* EXERCISE INSTRUCTIONS:
Repeat every line below exactly as it reads.

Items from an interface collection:
__________________________________________________
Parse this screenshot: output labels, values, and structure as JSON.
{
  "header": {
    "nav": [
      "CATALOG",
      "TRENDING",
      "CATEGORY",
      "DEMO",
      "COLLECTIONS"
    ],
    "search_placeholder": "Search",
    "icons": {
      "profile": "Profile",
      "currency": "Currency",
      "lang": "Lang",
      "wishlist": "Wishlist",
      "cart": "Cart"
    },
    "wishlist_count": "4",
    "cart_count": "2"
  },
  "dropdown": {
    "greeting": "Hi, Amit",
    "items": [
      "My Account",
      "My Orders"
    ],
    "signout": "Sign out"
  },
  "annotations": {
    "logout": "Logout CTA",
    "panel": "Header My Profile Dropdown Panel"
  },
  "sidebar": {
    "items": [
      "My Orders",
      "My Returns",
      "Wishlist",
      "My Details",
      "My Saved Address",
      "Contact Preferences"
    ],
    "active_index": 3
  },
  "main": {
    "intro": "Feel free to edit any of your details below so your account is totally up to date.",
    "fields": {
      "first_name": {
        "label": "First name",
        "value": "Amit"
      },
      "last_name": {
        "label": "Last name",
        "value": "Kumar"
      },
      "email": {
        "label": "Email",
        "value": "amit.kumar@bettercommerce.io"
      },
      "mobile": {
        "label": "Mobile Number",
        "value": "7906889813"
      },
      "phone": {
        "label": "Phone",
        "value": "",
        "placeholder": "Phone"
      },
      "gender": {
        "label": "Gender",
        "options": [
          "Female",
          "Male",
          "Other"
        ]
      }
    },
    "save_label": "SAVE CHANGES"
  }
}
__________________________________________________
* SOLUTION TO THE PROBLEM:
Parse this screenshot: output labels, values, and structure as JSON.
{
  "header": {
    "nav": [
      "CATALOG",
      "TRENDING",
      "CATEGORY",
      "DEMO",
      "COLLECTIONS"
    ],
    "search_placeholder": "Search",
    "icons": {
      "profile": "Profile",
      "currency": "Currency",
      "lang": "Lang",
      "wishlist": "Wishlist",
      "cart": "Cart"
    },
    "wishlist_count": "4",
    "cart_count": "2"
  },
  "dropdown": {
    "greeting": "Hi, Amit",
    "items": [
      "My Account",
      "My Orders"
    ],
    "signout": "Sign out"
  },
  "annotations": {
    "logout": "Logout CTA",
    "panel": "Header My Profile Dropdown Panel"
  },
  "sidebar": {
    "items": [
      "My Orders",
      "My Returns",
      "Wishlist",
      "My Details",
      "My Saved Address",
      "Contact Preferences"
    ],
    "active_index": 3
  },
  "main": {
    "intro": "Feel free to edit any of your details below so your account is totally up to date.",
    "fields": {
      "first_name": {
        "label": "First name",
        "value": "Amit"
      },
      "last_name": {
        "label": "Last name",
        "value": "Kumar"
      },
      "email": {
        "label": "Email",
        "value": "amit.kumar@bettercommerce.io"
      },
      "mobile": {
        "label": "Mobile Number",
        "value": "7906889813"
      },
      "phone": {
        "label": "Phone",
        "value": "",
        "placeholder": "Phone"
      },
      "gender": {
        "label": "Gender",
        "options": [
          "Female",
          "Male",
          "Other"
        ]
      }
    },
    "save_label": "SAVE CHANGES"
  }
}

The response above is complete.